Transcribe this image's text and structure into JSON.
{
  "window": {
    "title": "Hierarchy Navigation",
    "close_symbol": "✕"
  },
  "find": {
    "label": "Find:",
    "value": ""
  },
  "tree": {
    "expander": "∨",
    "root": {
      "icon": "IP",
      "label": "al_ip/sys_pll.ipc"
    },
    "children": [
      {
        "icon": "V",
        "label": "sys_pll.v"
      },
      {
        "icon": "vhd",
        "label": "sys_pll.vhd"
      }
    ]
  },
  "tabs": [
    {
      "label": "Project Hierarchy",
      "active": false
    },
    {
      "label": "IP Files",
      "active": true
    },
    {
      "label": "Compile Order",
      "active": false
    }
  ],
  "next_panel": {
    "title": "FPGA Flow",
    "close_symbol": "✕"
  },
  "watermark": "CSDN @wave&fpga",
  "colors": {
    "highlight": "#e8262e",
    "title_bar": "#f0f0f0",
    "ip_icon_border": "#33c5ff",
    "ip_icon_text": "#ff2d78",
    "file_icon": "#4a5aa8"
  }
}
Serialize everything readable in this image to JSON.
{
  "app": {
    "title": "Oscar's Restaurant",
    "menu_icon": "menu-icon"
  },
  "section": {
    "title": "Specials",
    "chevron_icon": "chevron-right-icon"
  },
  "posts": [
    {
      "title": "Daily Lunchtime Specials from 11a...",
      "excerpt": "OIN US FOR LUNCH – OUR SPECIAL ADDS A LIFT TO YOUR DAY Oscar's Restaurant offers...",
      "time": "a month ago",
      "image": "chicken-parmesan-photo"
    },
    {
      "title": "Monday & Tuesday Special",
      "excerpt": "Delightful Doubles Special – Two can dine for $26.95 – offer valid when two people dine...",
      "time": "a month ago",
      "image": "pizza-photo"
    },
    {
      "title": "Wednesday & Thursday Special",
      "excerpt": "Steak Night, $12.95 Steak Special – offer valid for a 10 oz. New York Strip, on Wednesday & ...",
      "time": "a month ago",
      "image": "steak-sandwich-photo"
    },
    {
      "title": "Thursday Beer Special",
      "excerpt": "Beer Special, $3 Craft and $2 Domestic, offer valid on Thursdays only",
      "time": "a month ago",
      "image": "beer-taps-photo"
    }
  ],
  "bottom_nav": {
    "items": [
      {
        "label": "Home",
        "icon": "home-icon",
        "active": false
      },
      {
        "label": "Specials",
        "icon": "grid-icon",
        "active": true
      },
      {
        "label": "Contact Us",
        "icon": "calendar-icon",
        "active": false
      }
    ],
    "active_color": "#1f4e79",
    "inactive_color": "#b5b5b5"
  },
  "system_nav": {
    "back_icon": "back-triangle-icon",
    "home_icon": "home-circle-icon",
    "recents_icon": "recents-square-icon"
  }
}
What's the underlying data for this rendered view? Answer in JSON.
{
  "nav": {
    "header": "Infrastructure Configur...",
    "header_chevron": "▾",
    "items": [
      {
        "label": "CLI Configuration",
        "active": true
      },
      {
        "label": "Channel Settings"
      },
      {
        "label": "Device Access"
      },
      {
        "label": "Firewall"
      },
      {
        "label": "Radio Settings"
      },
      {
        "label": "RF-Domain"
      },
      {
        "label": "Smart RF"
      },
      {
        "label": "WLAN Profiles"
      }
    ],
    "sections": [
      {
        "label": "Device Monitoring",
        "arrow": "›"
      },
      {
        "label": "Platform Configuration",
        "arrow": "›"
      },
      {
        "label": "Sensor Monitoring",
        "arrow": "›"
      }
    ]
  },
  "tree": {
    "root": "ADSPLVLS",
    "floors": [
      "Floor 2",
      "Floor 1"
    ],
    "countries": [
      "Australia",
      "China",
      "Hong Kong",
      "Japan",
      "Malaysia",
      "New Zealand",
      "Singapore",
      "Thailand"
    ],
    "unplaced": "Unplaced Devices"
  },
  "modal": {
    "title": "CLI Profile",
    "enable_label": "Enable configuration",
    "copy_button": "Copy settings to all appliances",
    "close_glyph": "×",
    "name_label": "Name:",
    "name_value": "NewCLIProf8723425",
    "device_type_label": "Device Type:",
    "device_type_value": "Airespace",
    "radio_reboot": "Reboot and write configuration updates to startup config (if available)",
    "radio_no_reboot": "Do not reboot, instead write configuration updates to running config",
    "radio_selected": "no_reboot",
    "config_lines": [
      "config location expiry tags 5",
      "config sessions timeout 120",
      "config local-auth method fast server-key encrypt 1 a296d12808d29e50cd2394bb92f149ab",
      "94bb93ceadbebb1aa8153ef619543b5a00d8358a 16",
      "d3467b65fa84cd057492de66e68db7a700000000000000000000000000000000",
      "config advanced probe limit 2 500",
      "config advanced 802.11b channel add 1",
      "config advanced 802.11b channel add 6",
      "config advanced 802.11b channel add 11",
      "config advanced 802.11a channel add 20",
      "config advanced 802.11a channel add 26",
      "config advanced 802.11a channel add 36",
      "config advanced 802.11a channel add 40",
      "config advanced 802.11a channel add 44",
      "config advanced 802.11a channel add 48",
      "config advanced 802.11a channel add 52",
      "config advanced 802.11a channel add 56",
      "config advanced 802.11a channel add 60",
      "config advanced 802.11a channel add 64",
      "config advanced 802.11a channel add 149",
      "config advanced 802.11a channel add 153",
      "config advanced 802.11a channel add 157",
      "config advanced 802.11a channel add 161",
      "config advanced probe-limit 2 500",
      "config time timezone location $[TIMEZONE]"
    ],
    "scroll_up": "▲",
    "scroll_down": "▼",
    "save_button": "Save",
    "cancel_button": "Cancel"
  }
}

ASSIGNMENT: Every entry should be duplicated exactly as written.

TASK SOLUTION:
Transcribe this image's text and structure into JSON.
{
  "window": {
    "title": "Hierarchy Navigation",
    "close_symbol": "✕"
  },
  "find": {
    "label": "Find:",
    "value": ""
  },
  "tree": {
    "expander": "∨",
    "root": {
      "icon": "IP",
      "label": "al_ip/sys_pll.ipc"
    },
    "children": [
      {
        "icon": "V",
        "label": "sys_pll.v"
      },
      {
        "icon": "vhd",
        "label": "sys_pll.vhd"
      }
    ]
  },
  "tabs": [
    {
      "label": "Project Hierarchy",
      "active": false
    },
    {
      "label": "IP Files",
      "active": true
    },
    {
      "label": "Compile Order",
      "active": false
    }
  ],
  "next_panel": {
    "title": "FPGA Flow",
    "close_symbol": "✕"
  },
  "watermark": "CSDN @wave&fpga",
  "colors": {
    "highlight": "#e8262e",
    "title_bar": "#f0f0f0",
    "ip_icon_border": "#33c5ff",
    "ip_icon_text": "#ff2d78",
    "file_icon": "#4a5aa8"
  }
}
Serialize everything readable in this image to JSON.
{
  "app": {
    "title": "Oscar's Restaurant",
    "menu_icon": "menu-icon"
  },
  "section": {
    "title": "Specials",
    "chevron_icon": "chevron-right-icon"
  },
  "posts": [
    {
      "title": "Daily Lunchtime Specials from 11a...",
      "excerpt": "OIN US FOR LUNCH – OUR SPECIAL ADDS A LIFT TO YOUR DAY Oscar's Restaurant offers...",
      "time": "a month ago",
      "image": "chicken-parmesan-photo"
    },
    {
      "title": "Monday & Tuesday Special",
      "excerpt": "Delightful Doubles Special – Two can dine for $26.95 – offer valid when two people dine...",
      "time": "a month ago",
      "image": "pizza-photo"
    },
    {
      "title": "Wednesday & Thursday Special",
      "excerpt": "Steak Night, $12.95 Steak Special – offer valid for a 10 oz. New York Strip, on Wednesday & ...",
      "time": "a month ago",
      "image": "steak-sandwich-photo"
    },
    {
      "title": "Thursday Beer Special",
      "excerpt": "Beer Special, $3 Craft and $2 Domestic, offer valid on Thursdays only",
      "time": "a month ago",
      "image": "beer-taps-photo"
    }
  ],
  "bottom_nav": {
    "items": [
      {
        "label": "Home",
        "icon": "home-icon",
        "active": false
      },
      {
        "label": "Specials",
        "icon": "grid-icon",
        "active": true
      },
      {
        "label": "Contact Us",
        "icon": "calendar-icon",
        "active": false
      }
    ],
    "active_color": "#1f4e79",
    "inactive_color": "#b5b5b5"
  },
  "system_nav": {
    "back_icon": "back-triangle-icon",
    "home_icon": "home-circle-icon",
    "recents_icon": "recents-square-icon"
  }
}
What's the underlying data for this rendered view? Answer in JSON.
{
  "nav": {
    "header": "Infrastructure Configur...",
    "header_chevron": "▾",
    "items": [
      {
        "label": "CLI Configuration",
        "active": true
      },
      {
        "label": "Channel Settings"
      },
      {
        "label": "Device Access"
      },
      {
        "label": "Firewall"
      },
      {
        "label": "Radio Settings"
      },
      {
        "label": "RF-Domain"
      },
      {
        "label": "Smart RF"
      },
      {
        "label": "WLAN Profiles"
      }
    ],
    "sections": [
      {
        "label": "Device Monitoring",
        "arrow": "›"
      },
      {
        "label": "Platform Configuration",
        "arrow": "›"
      },
      {
        "label": "Sensor Monitoring",
        "arrow": "›"
      }
    ]
  },
  "tree": {
    "root": "ADSPLVLS",
    "floors": [
      "Floor 2",
      "Floor 1"
    ],
    "countries": [
      "Australia",
      "China",
      "Hong Kong",
      "Japan",
      "Malaysia",
      "New Zealand",
      "Singapore",
      "Thailand"
    ],
    "unplaced": "Unplaced Devices"
  },
  "modal": {
    "title": "CLI Profile",
    "enable_label": "Enable configuration",
    "copy_button": "Copy settings to all appliances",
    "close_glyph": "×",
    "name_label": "Name:",
    "name_value": "NewCLIProf8723425",
    "device_type_label": "Device Type:",
    "device_type_value": "Airespace",
    "radio_reboot": "Reboot and write configuration updates to startup config (if available)",
    "radio_no_reboot": "Do not reboot, instead write configuration updates to running config",
    "radio_selected": "no_reboot",
    "config_lines": [
      "config location expiry tags 5",
      "config sessions timeout 120",
      "config local-auth method fast server-key encrypt 1 a296d12808d29e50cd2394bb92f149ab",
      "94bb93ceadbebb1aa8153ef619543b5a00d8358a 16",
      "d3467b65fa84cd057492de66e68db7a700000000000000000000000000000000",
      "config advanced probe limit 2 500",
      "config advanced 802.11b channel add 1",
      "config advanced 802.11b channel add 6",
      "config advanced 802.11b channel add 11",
      "config advanced 802.11a channel add 20",
      "config advanced 802.11a channel add 26",
      "config advanced 802.11a channel add 36",
      "config advanced 802.11a channel add 40",
      "config advanced 802.11a channel add 44",
      "config advanced 802.11a channel add 48",
      "config advanced 802.11a channel add 52",
      "config advanced 802.11a channel add 56",
      "config advanced 802.11a channel add 60",
      "config advanced 802.11a channel add 64",
      "config advanced 802.11a channel add 149",
      "config advanced 802.11a channel add 153",
      "config advanced 802.11a channel add 157",
      "config advanced 802.11a channel add 161",
      "config advanced probe-limit 2 500",
      "config time timezone location $[TIMEZONE]"
    ],
    "scroll_up": "▲",
    "scroll_down": "▼",
    "save_button": "Save",
    "cancel_button": "Cancel"
  }
}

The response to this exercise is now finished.